The new research looks at the effects of Wisconsin Act 10, which became law in 2011 and severely limited the scope of collective bargaining and allowed members to opt of unions.

The paper’s author, Jason Baron, took advantage of what was essentially a natural experiment set up by the law. Act 10 did not affect all school districts at once — a handful of school districts were allowed to maintain union rules until their existing contract expired up to two years later. That helped isolate the immediate impact of the law.

Baron found that weakening unions led to declines in test scores, particularly in math and science. The effects were fairly large, comparable to sharply increasing class sizes. And the harm was not evenly distributed: Schools that started out furthest behind were hurt the most, while higher achieving schools saw no impact.

Other research may help explain why.

The law led to big cuts in teacher compensation, particularly for veteran teachers and especially in health insurance and retirement benefits, according to one paper. There was also a spike in teacher retirement immediately following the law’s passage.

As compensation drops, it may become harder for district and teachers to recruit and keep teachers. An increase in retirement also reduces teacher experience, which has been linked to effectiveness.

Another study found that some Wisconsin districts moved from a single salary schedule to a performance-based pay system after Act 10’s passage. Those performance pay systems were more likely to be adopted by higher-achieving districts, potentially allowing them to lure effective teachers away from struggling schools.

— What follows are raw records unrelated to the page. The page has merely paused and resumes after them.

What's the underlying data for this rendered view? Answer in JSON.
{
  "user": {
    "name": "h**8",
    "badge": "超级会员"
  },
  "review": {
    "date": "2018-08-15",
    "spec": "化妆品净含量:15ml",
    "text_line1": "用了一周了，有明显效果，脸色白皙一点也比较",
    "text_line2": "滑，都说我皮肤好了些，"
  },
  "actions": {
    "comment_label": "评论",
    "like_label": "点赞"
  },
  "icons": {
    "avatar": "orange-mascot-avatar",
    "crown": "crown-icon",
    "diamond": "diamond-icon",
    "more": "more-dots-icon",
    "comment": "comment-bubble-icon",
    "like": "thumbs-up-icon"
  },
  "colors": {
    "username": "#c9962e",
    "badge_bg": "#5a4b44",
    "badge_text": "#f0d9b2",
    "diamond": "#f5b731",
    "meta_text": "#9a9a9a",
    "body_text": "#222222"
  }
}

“Following Act 10, high-performing schools filled vacancies from teacher retirements by poaching high-quality teachers from low-performing schools through attractive compensation schemes,” the paper concludes. So while those retirements might have hit all districts equally, high-performing districts were better able to make up the difference — at the expense of low-performing schools.

There is one study that complicates the narrative in Wisconsin. As retirements spiked, it found that academic achievement actually increased in the grades that teachers left. It’s not clear what explains this.

The larger question of how teachers unions affect learning remains up for debate

A number of other recent studies have examined the relationship between teachers unions and student outcomes outside of Wisconsin. The results aren’t consistent, but the trend has been more positive for unions of late. A caveat: Some of these studies have not been published in peer-reviewed academic journals.

  • On recent efforts to weaken unions: Research in Tennessee found that it led to a drop in teacher pay, but had no effect on student test scores. But a study of four states, including Wisconsin, that recently weakened unions found evidence of reduced teacher quality as a result.
  • On what happens when charter schools unionize: Two studies in California came to differing conclusions. One found that when charters unionize, student test scores go up, but the other showed no impact.
  • On the initial rise of collective bargaining: Another paper finds that students who went to schools where districts negotiated with unions earned less money and were more likely to be unemployed as adults. But this study looks at a fairly old data set — examining those who attended schools between 1965 and 1992.

Meanwhile, it’s not clear if any of this research is likely to influence the Supreme Court, as it considers the Janus case that could make life more difficult for unions. Last month, Chief Justice John Roberts called empirical studies on political gerrymandering “sociological gobbledygook.”